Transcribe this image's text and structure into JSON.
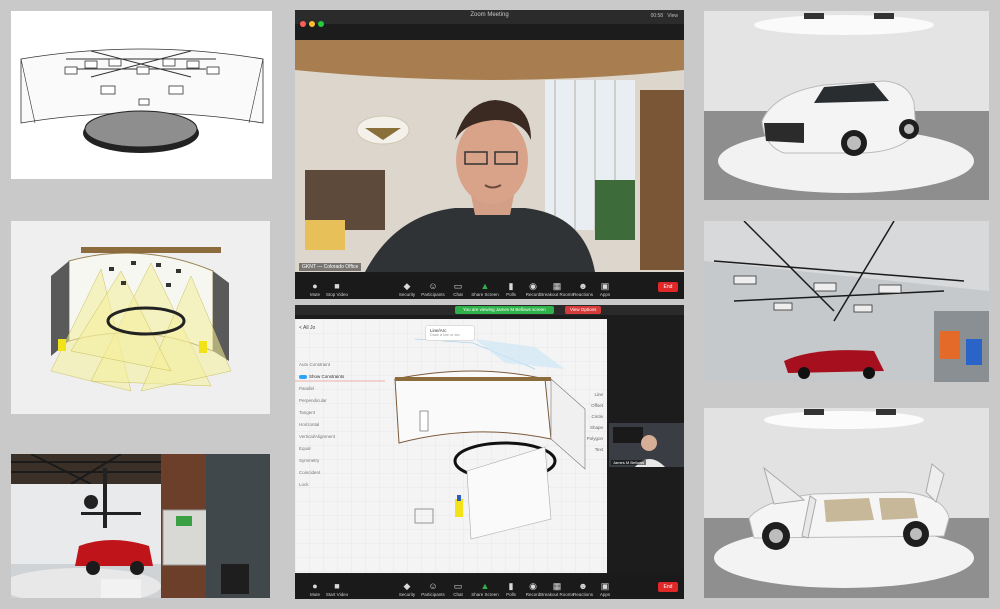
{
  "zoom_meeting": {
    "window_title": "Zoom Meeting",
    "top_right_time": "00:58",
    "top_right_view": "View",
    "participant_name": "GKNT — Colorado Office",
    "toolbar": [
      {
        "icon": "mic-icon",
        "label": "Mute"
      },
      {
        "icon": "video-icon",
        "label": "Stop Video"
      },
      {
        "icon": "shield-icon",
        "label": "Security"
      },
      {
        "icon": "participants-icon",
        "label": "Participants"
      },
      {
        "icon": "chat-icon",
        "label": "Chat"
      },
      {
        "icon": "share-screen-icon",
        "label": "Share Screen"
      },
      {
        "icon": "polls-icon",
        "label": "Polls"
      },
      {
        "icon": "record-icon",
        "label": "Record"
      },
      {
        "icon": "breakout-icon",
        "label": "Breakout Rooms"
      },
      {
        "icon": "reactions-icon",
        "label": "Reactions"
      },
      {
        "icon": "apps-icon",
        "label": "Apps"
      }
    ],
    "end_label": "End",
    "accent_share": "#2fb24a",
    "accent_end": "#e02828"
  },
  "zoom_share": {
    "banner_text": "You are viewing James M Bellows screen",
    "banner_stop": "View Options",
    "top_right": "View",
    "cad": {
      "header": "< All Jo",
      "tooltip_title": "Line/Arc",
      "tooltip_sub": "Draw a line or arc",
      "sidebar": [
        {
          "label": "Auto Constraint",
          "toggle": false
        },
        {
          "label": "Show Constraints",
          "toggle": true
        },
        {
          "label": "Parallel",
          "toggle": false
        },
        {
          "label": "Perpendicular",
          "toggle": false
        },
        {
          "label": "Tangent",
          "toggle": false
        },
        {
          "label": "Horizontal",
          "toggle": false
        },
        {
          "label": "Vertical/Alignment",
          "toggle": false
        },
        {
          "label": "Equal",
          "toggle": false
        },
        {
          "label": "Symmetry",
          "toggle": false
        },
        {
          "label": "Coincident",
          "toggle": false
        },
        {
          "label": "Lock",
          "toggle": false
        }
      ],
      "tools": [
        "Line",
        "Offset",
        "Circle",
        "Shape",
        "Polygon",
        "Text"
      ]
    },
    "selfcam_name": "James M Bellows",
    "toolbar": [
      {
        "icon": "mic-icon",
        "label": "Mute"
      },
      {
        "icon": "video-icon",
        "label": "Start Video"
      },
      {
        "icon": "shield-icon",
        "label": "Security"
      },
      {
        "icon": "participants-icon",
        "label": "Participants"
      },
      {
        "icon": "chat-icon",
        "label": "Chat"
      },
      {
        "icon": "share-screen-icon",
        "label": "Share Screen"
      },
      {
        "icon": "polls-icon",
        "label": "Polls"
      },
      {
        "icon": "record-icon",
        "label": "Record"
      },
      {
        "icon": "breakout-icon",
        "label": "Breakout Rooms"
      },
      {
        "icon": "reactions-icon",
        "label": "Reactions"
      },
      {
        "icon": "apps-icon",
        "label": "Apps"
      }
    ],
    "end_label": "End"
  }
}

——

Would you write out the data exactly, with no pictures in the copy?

Transcribe this image's text and structure into JSON.
{
  "zoom_meeting": {
    "window_title": "Zoom Meeting",
    "top_right_time": "00:58",
    "top_right_view": "View",
    "participant_name": "GKNT — Colorado Office",
    "toolbar": [
      {
        "icon": "mic-icon",
        "label": "Mute"
      },
      {
        "icon": "video-icon",
        "label": "Stop Video"
      },
      {
        "icon": "shield-icon",
        "label": "Security"
      },
      {
        "icon": "participants-icon",
        "label": "Participants"
      },
      {
        "icon": "chat-icon",
        "label": "Chat"
      },
      {
        "icon": "share-screen-icon",
        "label": "Share Screen"
      },
      {
        "icon": "polls-icon",
        "label": "Polls"
      },
      {
        "icon": "record-icon",
        "label": "Record"
      },
      {
        "icon": "breakout-icon",
        "label": "Breakout Rooms"
      },
      {
        "icon": "reactions-icon",
        "label": "Reactions"
      },
      {
        "icon": "apps-icon",
        "label": "Apps"
      }
    ],
    "end_label": "End",
    "accent_share": "#2fb24a",
    "accent_end": "#e02828"
  },
  "zoom_share": {
    "banner_text": "You are viewing James M Bellows screen",
    "banner_stop": "View Options",
    "top_right": "View",
    "cad": {
      "header": "< All Jo",
      "tooltip_title": "Line/Arc",
      "tooltip_sub": "Draw a line or arc",
      "sidebar": [
        {
          "label": "Auto Constraint",
          "toggle": false
        },
        {
          "label": "Show Constraints",
          "toggle": true
        },
        {
          "label": "Parallel",
          "toggle": false
        },
        {
          "label": "Perpendicular",
          "toggle": false
        },
        {
          "label": "Tangent",
          "toggle": false
        },
        {
          "label": "Horizontal",
          "toggle": false
        },
        {
          "label": "Vertical/Alignment",
          "toggle": false
        },
        {
          "label": "Equal",
          "toggle": false
        },
        {
          "label": "Symmetry",
          "toggle": false
        },
        {
          "label": "Coincident",
          "toggle": false
        },
        {
          "label": "Lock",
          "toggle": false
        }
      ],
      "tools": [
        "Line",
        "Offset",
        "Circle",
        "Shape",
        "Polygon",
        "Text"
      ]
    },
    "selfcam_name": "James M Bellows",
    "toolbar": [
      {
        "icon": "mic-icon",
        "label": "Mute"
      },
      {
        "icon": "video-icon",
        "label": "Start Video"
      },
      {
        "icon": "shield-icon",
        "label": "Security"
      },
      {
        "icon": "participants-icon",
        "label": "Participants"
      },
      {
        "icon": "chat-icon",
        "label": "Chat"
      },
      {
        "icon": "share-screen-icon",
        "label": "Share Screen"
      },
      {
        "icon": "polls-icon",
        "label": "Polls"
      },
      {
        "icon": "record-icon",
        "label": "Record"
      },
      {
        "icon": "breakout-icon",
        "label": "Breakout Rooms"
      },
      {
        "icon": "reactions-icon",
        "label": "Reactions"
      },
      {
        "icon": "apps-icon",
        "label": "Apps"
      }
    ],
    "end_label": "End"
  }
}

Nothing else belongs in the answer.